Patient-specific driver gene prediction and risk assessment through integrated network analysis of cancer omics profiles.

Bertrand D, Chng KR, Sherbaf FG, Kiesel A, Chia BK, Sia YY, Huang SK, Hoon DS, Liu ET, Hillmer A, Nagarajan N - Nucleic Acids Res. (2015)

A schematic representation of OncoIMPACT's algorithmic framework. (a) Overview of OncoIMPACT's workflow involving three main stages of data-processing. (b) Depiction of OncoIMPACT's search through a multi-dimensional space to set network and expression parameters (F, fold change of genes; L, length of path; D, degree of nodes). (c) Parsimony-based matching of potential driver and phenotype genes in a bipartite graph to eliminate back-seat drivers. Solid and dashed lines indicate the association of potential driver genes to phenotype genes that were accepted and rejected, respectively.
© Copyright Policy - creative-commons
Related In: Results  -  Collection

License
Show All Figures
getmorefigures.php?uid=PMC4402507&req=5

Figure 1: A schematic representation of OncoIMPACT's algorithmic framework. (a) Overview of OncoIMPACT's workflow involving three main stages of data-processing. (b) Depiction of OncoIMPACT's search through a multi-dimensional space to set network and expression parameters (F, fold change of genes; L, length of path; D, degree of nodes). (c) Parsimony-based matching of potential driver and phenotype genes in a bipartite graph to eliminate back-seat drivers. Solid and dashed lines indicate the association of potential driver genes to phenotype genes that were accepted and rejected, respectively.
Mentions: OncoIMPACT is designed to integrate information regarding mutations (genomic and epigenomic), changes in cell state (e.g. transcriptome, proteome, epigenome or metabolome) and gene interaction networks to nominate and rank driver cancer mutations in a patient-specific manner (i.e. driver predictions are made for each patient; Figure 1a and Materials and Methods). Briefly, it does so by evaluating the impact of a mutation by associating them to modules of patient-specific deregulated genes through the gene interaction network (step 3 in Figure 1a). A key step in this process is the identification of sentinel phenotype genes frequently deregulated in a cancer subtype (but not typically mutated) and serve to distinguish relevant driver mutations from passengers (step 2 in Figure 1a). The association of mutations to phenotype genes is controlled by three parameters (maximum path length L, maximum gene connectivity D and a perturbation threshold F) that are determined in a data-driven fashion using a statistical maximization approach (step 1 in Figure 1a, b and Materials and Methods). To further differentiate true drivers from back-seat drivers, OncoIMPACT employs the parsimony principle to identify a minimal set of driver mutations for each patient (Figure 1c). Finally, the nominated patient-specific drivers are ranked based on their impact on associated modules. A detailed description for each of the steps in OncoIMPACT can be found in the Materials and Methods section.

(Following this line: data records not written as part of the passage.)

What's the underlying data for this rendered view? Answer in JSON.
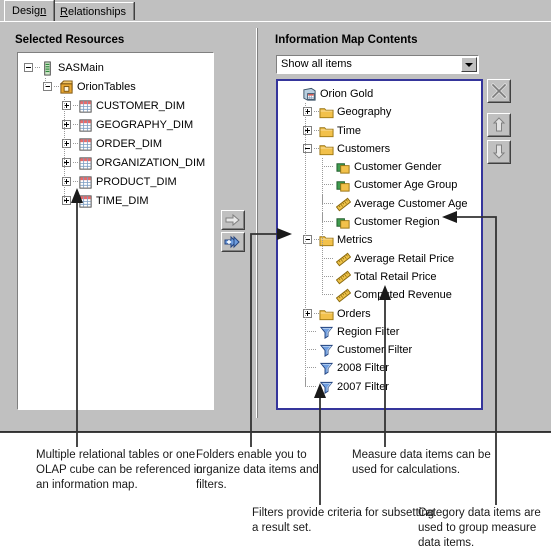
{
  "tabs": [
    {
      "id": "design",
      "label": "Design",
      "accel": "n",
      "active": true
    },
    {
      "id": "relationships",
      "label": "Relationships",
      "accel": "R",
      "active": false
    }
  ],
  "left_panel": {
    "title": "Selected Resources",
    "tree": [
      {
        "label": "SASMain",
        "icon": "server-icon",
        "depth": 0,
        "expander": "minus"
      },
      {
        "label": "OrionTables",
        "icon": "library-icon",
        "depth": 1,
        "expander": "minus"
      },
      {
        "label": "CUSTOMER_DIM",
        "icon": "table-icon",
        "depth": 2,
        "expander": "plus"
      },
      {
        "label": "GEOGRAPHY_DIM",
        "icon": "table-icon",
        "depth": 2,
        "expander": "plus"
      },
      {
        "label": "ORDER_DIM",
        "icon": "table-icon",
        "depth": 2,
        "expander": "plus"
      },
      {
        "label": "ORGANIZATION_DIM",
        "icon": "table-icon",
        "depth": 2,
        "expander": "plus"
      },
      {
        "label": "PRODUCT_DIM",
        "icon": "table-icon",
        "depth": 2,
        "expander": "plus"
      },
      {
        "label": "TIME_DIM",
        "icon": "table-icon",
        "depth": 2,
        "expander": "plus"
      }
    ]
  },
  "right_panel": {
    "title": "Information Map Contents",
    "filter_combo": {
      "value": "Show all items",
      "options": [
        "Show all items"
      ]
    },
    "tree": [
      {
        "label": "Orion Gold",
        "icon": "information-map-icon",
        "depth": 0,
        "expander": "none"
      },
      {
        "label": "Geography",
        "icon": "folder-icon",
        "depth": 1,
        "expander": "plus"
      },
      {
        "label": "Time",
        "icon": "folder-icon",
        "depth": 1,
        "expander": "plus"
      },
      {
        "label": "Customers",
        "icon": "folder-icon",
        "depth": 1,
        "expander": "minus"
      },
      {
        "label": "Customer Gender",
        "icon": "category-item-icon",
        "depth": 2,
        "expander": "none"
      },
      {
        "label": "Customer Age Group",
        "icon": "category-item-icon",
        "depth": 2,
        "expander": "none"
      },
      {
        "label": "Average Customer Age",
        "icon": "measure-item-icon",
        "depth": 2,
        "expander": "none"
      },
      {
        "label": "Customer Region",
        "icon": "category-item-icon",
        "depth": 2,
        "expander": "none"
      },
      {
        "label": "Metrics",
        "icon": "folder-icon",
        "depth": 1,
        "expander": "minus"
      },
      {
        "label": "Average Retail Price",
        "icon": "measure-item-icon",
        "depth": 2,
        "expander": "none"
      },
      {
        "label": "Total Retail Price",
        "icon": "measure-item-icon",
        "depth": 2,
        "expander": "none"
      },
      {
        "label": "Computed Revenue",
        "icon": "measure-item-icon",
        "depth": 2,
        "expander": "none"
      },
      {
        "label": "Orders",
        "icon": "folder-icon",
        "depth": 1,
        "expander": "plus"
      },
      {
        "label": "Region Filter",
        "icon": "filter-icon",
        "depth": 1,
        "expander": "none"
      },
      {
        "label": "Customer Filter",
        "icon": "filter-icon",
        "depth": 1,
        "expander": "none"
      },
      {
        "label": "2008 Filter",
        "icon": "filter-icon",
        "depth": 1,
        "expander": "none"
      },
      {
        "label": "2007 Filter",
        "icon": "filter-icon",
        "depth": 1,
        "expander": "none"
      }
    ]
  },
  "transfer_buttons": [
    {
      "id": "add-one",
      "icon": "arrow-right-icon",
      "enabled": false
    },
    {
      "id": "add-all",
      "icon": "add-all-arrows-icon",
      "enabled": true
    }
  ],
  "side_buttons": [
    {
      "id": "delete",
      "icon": "delete-x-icon",
      "enabled": false
    },
    {
      "id": "up",
      "icon": "arrow-up-icon",
      "enabled": false
    },
    {
      "id": "down",
      "icon": "arrow-down-icon",
      "enabled": false
    }
  ],
  "callouts": [
    {
      "id": "tables",
      "text": "Multiple relational tables or one OLAP cube can be referenced in an information map."
    },
    {
      "id": "folders",
      "text": "Folders enable you to organize data items and filters."
    },
    {
      "id": "measures",
      "text": "Measure data items can be used for calculations."
    },
    {
      "id": "filters",
      "text": "Filters provide criteria for subsetting a result set."
    },
    {
      "id": "category",
      "text": "Category data items are used to group measure data items."
    }
  ],
  "colors": {
    "window_face": "#c0c0c0",
    "tree_background": "#ffffff",
    "focus_border": "#35359b",
    "folder": "#f2c14b",
    "measure": "#e8c44a",
    "category_green": "#3f9b4f",
    "filter_blue": "#5b86d0"
  }
}
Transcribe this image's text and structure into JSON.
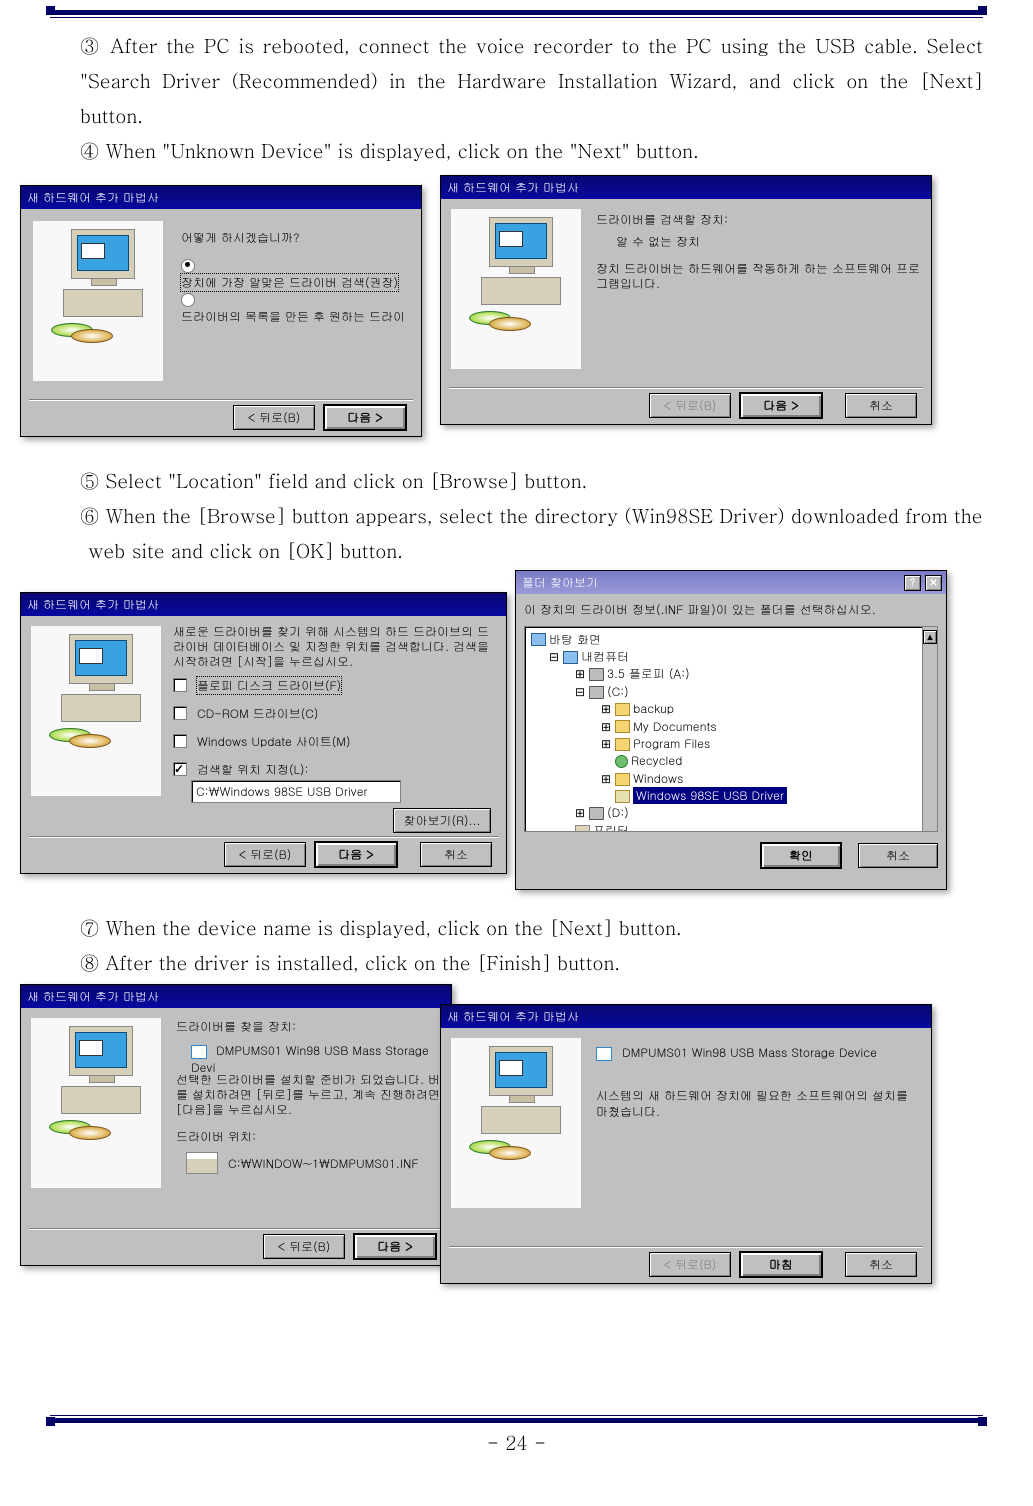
{
  "page_number": "- 24 -",
  "paragraphs": {
    "p3": "③ After the PC is rebooted, connect the voice recorder to the PC using the USB cable.   Select \"Search Driver (Recommended) in the Hardware Installation Wizard, and click on the [Next] button.",
    "p4": "④ When \"Unknown Device\" is displayed, click on the \"Next\" button.",
    "p5": "⑤ Select \"Location\" field and click on [Browse] button.",
    "p6": "⑥ When the [Browse] button appears, select the directory (Win98SE Driver) downloaded from the",
    "p6b": "web site and click on [OK] button.",
    "p7": "⑦ When the device name is displayed, click on the [Next] button.",
    "p8": "⑧ After the driver is installed, click on the [Finish] button."
  },
  "dialog1": {
    "title": "새 하드웨어 추가 마법사",
    "q": "어떻게 하시겠습니까?",
    "opt1": "장치에 가장 알맞은 드라이버 검색(권장)",
    "opt2": "드라이버의 목록을 만든 후 원하는 드라이",
    "btn_back": "< 뒤로(B)",
    "btn_next": "다음 >"
  },
  "dialog2": {
    "title": "새 하드웨어 추가 마법사",
    "line1": "드라이버를 검색할 장치:",
    "line2": "알 수 없는 장치",
    "line3": "장치 드라이버는 하드웨어를 작동하게 하는 소프트웨어 프로그램입니다.",
    "btn_back": "< 뒤로(B)",
    "btn_next": "다음 >",
    "btn_cancel": "취소"
  },
  "dialog3": {
    "title": "새 하드웨어 추가 마법사",
    "intro": "새로운 드라이버를 찾기 위해 시스템의 하드 드라이브의 드라이버 데이터베이스 및 지정한 위치를 검색합니다. 검색을 시작하려면 [시작]을 누르십시오.",
    "opt_fd": "플로피 디스크 드라이브(F)",
    "opt_cd": "CD-ROM 드라이브(C)",
    "opt_wu": "Windows Update 사이트(M)",
    "opt_loc": "검색할 위치 지정(L):",
    "path": "C:\\Windows 98SE USB Driver",
    "btn_browse": "찾아보기(R)...",
    "btn_back": "< 뒤로(B)",
    "btn_next": "다음 >",
    "btn_cancel": "취소"
  },
  "dialog_browse": {
    "title": "폴더 찾아보기",
    "instr": "이 장치의 드라이버 정보(.INF 파일)이 있는 폴더를 선택하십시오.",
    "tree": {
      "desktop": "바탕 화면",
      "mycomp": "내컴퓨터",
      "floppy": "3.5 플로피 (A:)",
      "c": "(C:)",
      "backup": "backup",
      "docs": "My Documents",
      "pf": "Program Files",
      "rec": "Recycled",
      "win": "Windows",
      "driver": "Windows 98SE USB Driver",
      "d": "(D:)",
      "printer": "프린터"
    },
    "btn_ok": "확인",
    "btn_cancel": "취소"
  },
  "dialog5": {
    "title": "새 하드웨어 추가 마법사",
    "line1": "드라이버를 찾을 장치:",
    "device": "DMPUMS01 Win98 USB Mass Storage Devi",
    "line2": "선택한 드라이버를 설치할 준비가 되었습니다. 버를 설치하려면 [뒤로]를 누르고, 계속 진행하려면 [다음]을 누르십시오.",
    "line3": "드라이버 위치:",
    "path": "C:\\WINDOW~1\\DMPUMS01.INF",
    "btn_back": "< 뒤로(B)",
    "btn_next": "다음 >"
  },
  "dialog6": {
    "title": "새 하드웨어 추가 마법사",
    "device": "DMPUMS01 Win98 USB Mass Storage Device",
    "line": "시스템의 새 하드웨어 장치에 필요한 소프트웨어의 설치를 마쳤습니다.",
    "btn_back": "< 뒤로(B)",
    "btn_finish": "마침",
    "btn_cancel": "취소"
  }
}
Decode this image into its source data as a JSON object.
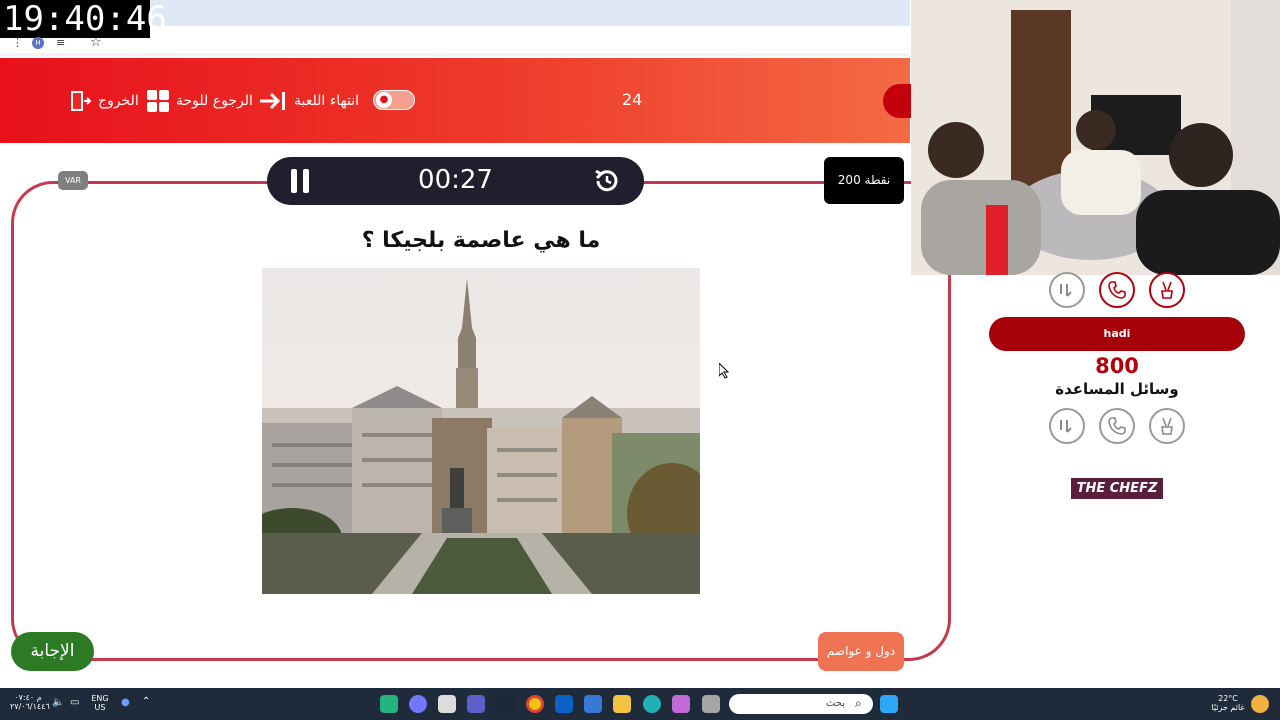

Bottom Line: Extensive in silico and in vitro validation helped establish OncoIMPACT's robustness, improved precision over competing approaches and verifiable patient and cell line specific predictions (2/2 and 6/7 true positives and negatives, respectively).In particular, we computationally predicted and experimentally validated the gene TRIM24 as a putative novel amplified driver in a melanoma patient.We also provide the first demonstration that computationally derived driver mutation signatures can be overall superior to single gene and gene expression based signatures in enabling patient stratification and prognostication.

View Article: PubMed Central - PubMed

Affiliation: Computational and Systems Biology, Genome Institute of Singapore, Singapore 138672, Singapore.

Show MeSH
Related in: MedlinePlus